Report every line of the records that includes the word "search".

Entries from a dataset of interfaces
+===+

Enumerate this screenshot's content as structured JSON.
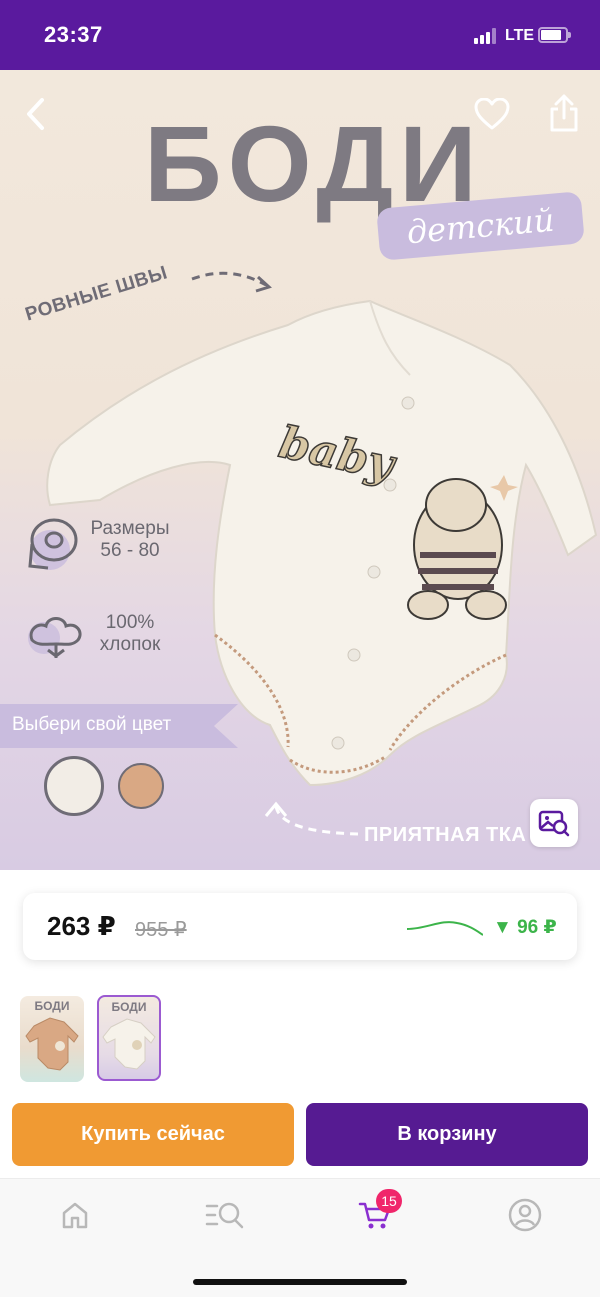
{
  "status_bar": {
    "time": "23:37",
    "network": "LTE"
  },
  "hero": {
    "title": "БОДИ",
    "subtitle": "детский",
    "seams_label": "РОВНЫЕ ШВЫ",
    "garment_print": "baby",
    "sizes_label": "Размеры",
    "sizes_value": "56 - 80",
    "cotton_percent": "100%",
    "cotton_label": "хлопок",
    "color_banner": "Выбери свой цвет",
    "fabric_label": "ПРИЯТНАЯ ТКА",
    "swatches": [
      "#f2ede6",
      "#d9a884"
    ],
    "icons": {
      "back": "chevron-left-icon",
      "favorite": "heart-icon",
      "share": "share-icon",
      "image_search": "image-search-icon"
    }
  },
  "price": {
    "current": "263 ₽",
    "old": "955 ₽",
    "drop": "▼ 96 ₽",
    "trend_color": "#3cb44a"
  },
  "thumbnails": [
    {
      "title": "БОДИ",
      "color": "#d9a884"
    },
    {
      "title": "БОДИ",
      "color": "#f2ede6"
    }
  ],
  "actions": {
    "buy_now": "Купить сейчас",
    "add_to_cart": "В корзину"
  },
  "tabbar": {
    "items": [
      "home-icon",
      "catalog-search-icon",
      "cart-icon",
      "profile-icon"
    ],
    "cart_count": "15"
  },
  "colors": {
    "brand": "#561b92",
    "accent": "#f09a33",
    "badge": "#f0266b"
  }
}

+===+

§ **WRITTEN SOLUTION**
      "image_search": "image-search-icon"
      "catalog-search-icon",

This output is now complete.